An impossible task, said an almost inaudible voice. I pretended to ignore that voice, promising myself I would end the book with a bang. It’ll be the greatest ending in the world. My readers will cry, cheer, yearn for more. I’ll work on it tomorrow. No, tomorrow’s no good. Maybe next week. Next week turns out to be a busy week. Then there are holidays and birthdays and…..well, a little video gaming (hides face in shame)….and books to be read, and thoughts to be thunk. It all just adds up.
I have a manuscript graveyard, a garden of nearly complete stories, each having met its fate through umbilical rot. Each story had dozens of lives inside, characters with feelings and histories who depended on me for closure. I failed them. Decades have gone by. I still promise myself that I will bring them all back to life and finally set them free. Perhaps I will.
I already made a commitment to move each new child through swiftly, from beginning to end, and send them on their way. To honor that commitment, I first have to admit to myself that there may not be a bang. The ending, I have to accept, may be completely anticlimactic. As Nike says, “Just do it.”
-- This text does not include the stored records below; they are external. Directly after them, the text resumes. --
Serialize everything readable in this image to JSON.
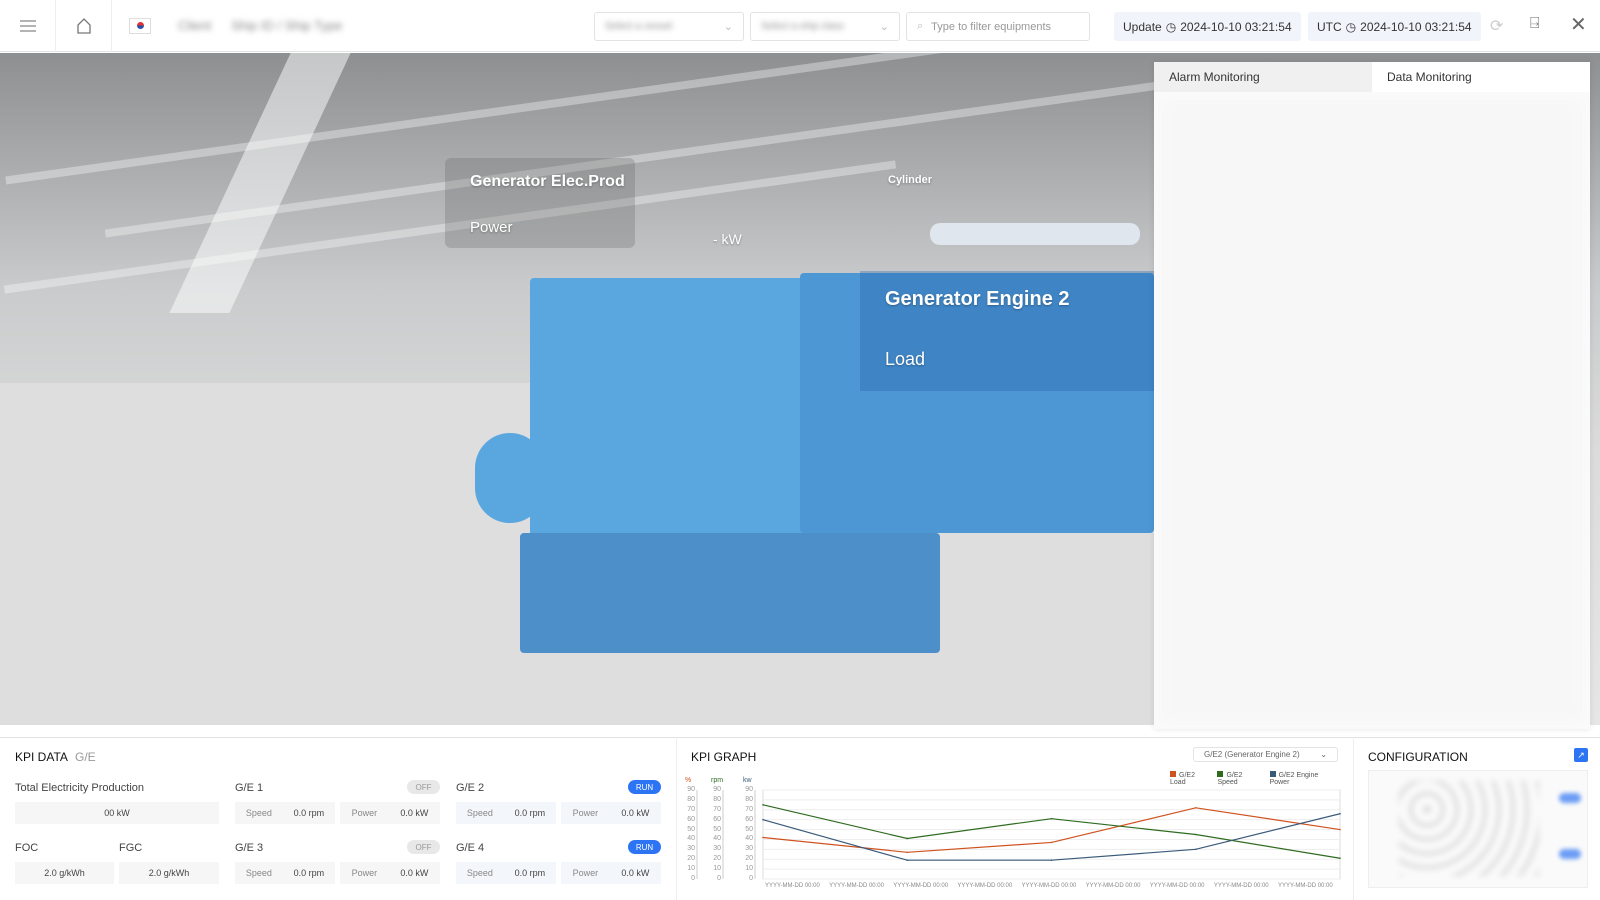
{
  "topbar": {
    "breadcrumb_1": "Client",
    "breadcrumb_2": "Ship ID / Ship Type",
    "select_vessel": "Select a vessel",
    "select_ship": "Select a ship class",
    "filter_placeholder": "Type to filter equipments",
    "update_label": "Update",
    "update_time": "2024-10-10 03:21:54",
    "utc_label": "UTC",
    "utc_time": "2024-10-10 03:21:54"
  },
  "scene": {
    "elec_title": "Generator Elec.Prod",
    "elec_power": "Power",
    "elec_value": "- kW",
    "cylinder": "Cylinder",
    "engine_title": "Generator Engine 2",
    "engine_load": "Load"
  },
  "panel": {
    "tabs": [
      "Alarm Monitoring",
      "Data Monitoring"
    ],
    "active_tab": 1
  },
  "kpi": {
    "title": "KPI DATA",
    "subtitle": "G/E",
    "total_label": "Total Electricity Production",
    "total_value": "00 kW",
    "foc_label": "FOC",
    "foc_value": "2.0 g/kWh",
    "fgc_label": "FGC",
    "fgc_value": "2.0 g/kWh",
    "engines": [
      {
        "name": "G/E 1",
        "status": "OFF",
        "speed_label": "Speed",
        "speed": "0.0 rpm",
        "power_label": "Power",
        "power": "0.0 kW"
      },
      {
        "name": "G/E 2",
        "status": "RUN",
        "speed_label": "Speed",
        "speed": "0.0 rpm",
        "power_label": "Power",
        "power": "0.0 kW"
      },
      {
        "name": "G/E 3",
        "status": "OFF",
        "speed_label": "Speed",
        "speed": "0.0 rpm",
        "power_label": "Power",
        "power": "0.0 kW"
      },
      {
        "name": "G/E 4",
        "status": "RUN",
        "speed_label": "Speed",
        "speed": "0.0 rpm",
        "power_label": "Power",
        "power": "0.0 kW"
      }
    ]
  },
  "graph": {
    "title": "KPI GRAPH",
    "select": "G/E2 (Generator Engine 2)"
  },
  "config": {
    "title": "CONFIGURATION"
  },
  "chart_data": {
    "type": "line",
    "axes": [
      "%",
      "rpm",
      "kw"
    ],
    "ylim": [
      0,
      90
    ],
    "yticks": [
      0,
      10,
      20,
      30,
      40,
      50,
      60,
      70,
      80,
      90
    ],
    "x_labels": [
      "YYYY-MM-DD 00:00",
      "YYYY-MM-DD 00:00",
      "YYYY-MM-DD 00:00",
      "YYYY-MM-DD 00:00",
      "YYYY-MM-DD 00:00",
      "YYYY-MM-DD 00:00",
      "YYYY-MM-DD 00:00",
      "YYYY-MM-DD 00:00",
      "YYYY-MM-DD 00:00"
    ],
    "series": [
      {
        "name": "G/E2 Load",
        "color": "#d0521f",
        "values": [
          42,
          27,
          37,
          72,
          50
        ]
      },
      {
        "name": "G/E2 Speed",
        "color": "#2e6b1f",
        "values": [
          75,
          41,
          61,
          45,
          21
        ]
      },
      {
        "name": "G/E2 Engine Power",
        "color": "#3a5a7a",
        "values": [
          60,
          19,
          19,
          30,
          66
        ]
      }
    ]
  }
}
To my readers (if my readers ever read my blog), I apologize in advance. I can’t promise a fireworks show at the end of every book. I will do my best, but I need to keep the line moving. That means everyone out of the pool as quickly as possible. No loitering.